While there is no data to suggest that complementary therapies can cure cancer, there is a growing body of research-based evidence to show that some therapies can improve a patient’s quality of life, alongside conventional cancer treatment.
One piece of evidence comes in the form of a recent paper from Professor Amanda Ramirez, director of the Cancer Research UK London Psychosocial Oncology Group. She’s been carrying out a trial to investigate the short and long-term benefits of aromatherapy massage for people undergoing cancer treatment.
The researchers found that patients given four sessions of massage had measurably lower levels of depression and anxiety, compared to those who received none. But the benefits lasted only two weeks and didn’t persist in the long term. However, even a short-term improvement in the wellbeing of a person with cancer is still an improvement, and warrants further investigation.
These results also stand up to scientific scrutiny. Not only is Professor Ramirez’s trial randomised , but the team ended up with more than 100 patients in each trial arm – enough to make the results statistically significant. Carrying out robust trials of complementary treatments will always be difficult – for example, how do you give a placebo massage? But research such as this will help to prove the benefits of certain therapies to potentially sceptical doctors.
Hear more about complementary therapy in the March Cancer Research UK podcast.

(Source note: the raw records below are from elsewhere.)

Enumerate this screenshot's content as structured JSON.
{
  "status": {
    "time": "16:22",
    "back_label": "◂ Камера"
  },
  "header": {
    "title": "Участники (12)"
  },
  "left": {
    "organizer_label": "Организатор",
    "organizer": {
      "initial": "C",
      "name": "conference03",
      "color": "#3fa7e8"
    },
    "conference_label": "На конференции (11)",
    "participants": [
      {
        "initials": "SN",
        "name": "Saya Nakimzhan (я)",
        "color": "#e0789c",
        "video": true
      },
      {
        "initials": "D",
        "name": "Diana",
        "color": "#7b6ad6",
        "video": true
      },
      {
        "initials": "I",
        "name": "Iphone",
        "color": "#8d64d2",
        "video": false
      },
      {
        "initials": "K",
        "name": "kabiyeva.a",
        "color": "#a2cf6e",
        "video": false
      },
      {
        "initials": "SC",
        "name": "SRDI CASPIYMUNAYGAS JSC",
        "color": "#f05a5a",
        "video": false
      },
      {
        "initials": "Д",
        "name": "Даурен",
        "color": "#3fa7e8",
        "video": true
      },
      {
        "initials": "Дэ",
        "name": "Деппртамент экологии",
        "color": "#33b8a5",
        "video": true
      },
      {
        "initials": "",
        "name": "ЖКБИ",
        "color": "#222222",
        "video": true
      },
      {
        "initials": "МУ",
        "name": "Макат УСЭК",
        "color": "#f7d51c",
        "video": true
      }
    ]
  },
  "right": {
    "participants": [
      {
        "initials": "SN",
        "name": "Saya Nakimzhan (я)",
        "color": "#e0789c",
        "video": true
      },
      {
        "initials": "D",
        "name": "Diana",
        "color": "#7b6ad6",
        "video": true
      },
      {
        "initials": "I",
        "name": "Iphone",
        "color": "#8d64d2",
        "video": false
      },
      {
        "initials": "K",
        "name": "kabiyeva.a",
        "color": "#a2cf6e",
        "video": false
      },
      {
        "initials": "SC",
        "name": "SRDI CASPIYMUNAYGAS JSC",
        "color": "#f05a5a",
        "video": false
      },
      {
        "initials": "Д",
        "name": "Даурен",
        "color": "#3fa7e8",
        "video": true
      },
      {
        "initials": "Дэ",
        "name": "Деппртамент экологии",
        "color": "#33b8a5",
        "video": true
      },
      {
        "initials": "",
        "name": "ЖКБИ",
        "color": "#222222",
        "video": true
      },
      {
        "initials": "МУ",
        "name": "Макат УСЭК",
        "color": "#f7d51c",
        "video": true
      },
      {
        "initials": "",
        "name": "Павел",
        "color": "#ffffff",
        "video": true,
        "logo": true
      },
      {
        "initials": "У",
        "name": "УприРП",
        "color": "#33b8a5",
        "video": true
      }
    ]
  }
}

Read the abstract of the paper.
More information on complementary and alternative therapy for people with cancer from CancerHelp UK.